The 2006 Elite Series event on Santee Cooper was a slugfest in every sense of the word – Preston Clark won with a then-record 115-15, beating the “unbeatable” 108+ that Dean Rojas had caught at Toho in 2001. Of course, Clark’s record was passed by Steve Kennedy in 2007 at Clear Lake, and Kennedy in turn was passed by Paul Elias in 2008 at Falcon. A total of six anglers topped the century mark at Santee, and only one angler in the top 12 failed to hit the 90 pound mark.
Records in individual tournaments are of course important, but as many pros will tell you the Angler of the Year race is the one that matters most. This tournament outcome had a substantial impact on the 2006 AOY race.
Can you guess why?

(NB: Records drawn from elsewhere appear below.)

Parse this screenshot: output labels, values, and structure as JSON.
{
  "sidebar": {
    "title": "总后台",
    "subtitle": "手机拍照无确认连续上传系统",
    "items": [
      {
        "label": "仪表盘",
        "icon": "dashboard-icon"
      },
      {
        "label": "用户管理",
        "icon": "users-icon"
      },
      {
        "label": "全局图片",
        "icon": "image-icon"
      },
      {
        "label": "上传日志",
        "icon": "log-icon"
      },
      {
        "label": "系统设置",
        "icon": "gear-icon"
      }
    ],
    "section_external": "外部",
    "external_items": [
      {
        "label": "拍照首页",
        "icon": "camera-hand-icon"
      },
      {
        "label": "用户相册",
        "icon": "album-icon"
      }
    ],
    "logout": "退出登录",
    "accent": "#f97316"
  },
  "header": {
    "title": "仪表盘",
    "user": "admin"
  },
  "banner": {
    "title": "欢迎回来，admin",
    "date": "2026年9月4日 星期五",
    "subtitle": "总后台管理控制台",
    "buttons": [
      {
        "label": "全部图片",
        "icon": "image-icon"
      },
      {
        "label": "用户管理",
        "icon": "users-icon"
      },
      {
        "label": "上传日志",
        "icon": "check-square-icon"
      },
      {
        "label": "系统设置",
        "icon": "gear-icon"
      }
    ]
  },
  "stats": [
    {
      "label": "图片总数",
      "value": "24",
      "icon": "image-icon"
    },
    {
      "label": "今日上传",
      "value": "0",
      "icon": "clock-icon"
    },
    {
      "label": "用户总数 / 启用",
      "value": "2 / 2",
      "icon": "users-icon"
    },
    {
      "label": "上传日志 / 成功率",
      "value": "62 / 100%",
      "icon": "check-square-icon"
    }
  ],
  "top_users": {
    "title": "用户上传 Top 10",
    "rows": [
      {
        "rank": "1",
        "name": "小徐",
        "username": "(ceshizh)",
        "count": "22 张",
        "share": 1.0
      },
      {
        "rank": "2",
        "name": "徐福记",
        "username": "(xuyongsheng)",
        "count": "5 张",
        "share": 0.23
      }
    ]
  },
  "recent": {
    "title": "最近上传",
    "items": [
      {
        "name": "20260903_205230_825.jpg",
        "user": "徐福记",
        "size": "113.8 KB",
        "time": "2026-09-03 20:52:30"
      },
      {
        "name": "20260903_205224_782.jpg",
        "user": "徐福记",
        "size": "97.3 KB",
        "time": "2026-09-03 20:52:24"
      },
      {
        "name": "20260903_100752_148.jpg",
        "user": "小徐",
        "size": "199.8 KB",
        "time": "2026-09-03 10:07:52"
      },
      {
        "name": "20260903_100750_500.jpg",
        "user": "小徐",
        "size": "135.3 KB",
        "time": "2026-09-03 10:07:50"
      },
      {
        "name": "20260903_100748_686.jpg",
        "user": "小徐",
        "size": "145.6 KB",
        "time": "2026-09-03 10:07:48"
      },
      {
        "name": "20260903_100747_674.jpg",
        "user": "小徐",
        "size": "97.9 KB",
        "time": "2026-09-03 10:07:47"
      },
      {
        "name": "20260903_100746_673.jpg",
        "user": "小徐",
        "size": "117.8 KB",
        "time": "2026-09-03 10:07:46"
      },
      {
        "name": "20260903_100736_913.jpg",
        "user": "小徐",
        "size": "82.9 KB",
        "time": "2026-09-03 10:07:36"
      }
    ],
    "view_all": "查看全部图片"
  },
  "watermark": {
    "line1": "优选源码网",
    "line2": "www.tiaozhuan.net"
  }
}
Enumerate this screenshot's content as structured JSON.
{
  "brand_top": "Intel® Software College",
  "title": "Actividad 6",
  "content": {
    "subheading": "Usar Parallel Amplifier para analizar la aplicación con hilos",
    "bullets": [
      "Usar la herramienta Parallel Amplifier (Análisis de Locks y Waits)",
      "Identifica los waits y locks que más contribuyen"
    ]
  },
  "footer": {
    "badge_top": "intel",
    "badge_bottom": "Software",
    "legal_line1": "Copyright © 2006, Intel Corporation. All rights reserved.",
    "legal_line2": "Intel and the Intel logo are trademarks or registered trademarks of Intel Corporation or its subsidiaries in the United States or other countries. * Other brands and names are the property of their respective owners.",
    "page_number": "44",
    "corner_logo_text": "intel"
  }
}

For a hint, don’t look at the top of the standings sheet. Yes, Mike Iaconelli won the title that year, and he finished a commendable 18th at Santee, but that’s not why Santee is important.
The real story lies at the bottom of the scorecard. Three anglers – Randy Howell, Alton Jones and KVD — tied for 103rd place (last). They were all disqualified from the event. KVD was sent packing for allowing an amateur to drive the boat as he stood on the deck and looked for bedders, which BASS determined was a violation of Elite Series Rule 12. That rule only allowed non-boaters to drive the boat in emergency situations or on/off the trailer.
“I was stunned,” KVD told Bassmaster. “But it was my fault. I have no one to blame but myself.”
Jones was DQed for the same reason, although his ruling did not come down until later – when he was in 2nd place in the tournament.
Howell took a polygraph test after the first day of the tournament and was not disqualified at that time, but the ruling with respect to him came down on the Monday after the tournament ended. At that point, it appeared that he’d finished 21st and won $10,250. He subsequently realized that he needed to explain additional details to BASS and called for a meeting with tournament director Trip Weldon, which led to the DQ.
Despite the Santee DQ, VanDam earned six top ten finishes in that year’s 11-event schedule. Indeed, he never missed the money and finished outside the top 13 only 3 times in the remaining 10 events. He ended up 3rd in the AOY race, just 66 points behind Ike. Had KVD caught a single fish at Santee and everything else remained the same, he would’ve earned a minimum of 70 points. Of course, we can never know for sure that events would have played out the same way after South Carolina, but it’s food for thought.
It was a costly penalty for KVD. Ike won $125,000 for his AOY title, plus whatever contract bonuses he’d negotiated. Even second place finisher Steve Kennedy earned a cool $40k. VanDam didn’t suffer too much, though, as evidenced by the multiple AOY titles he’s earned since then.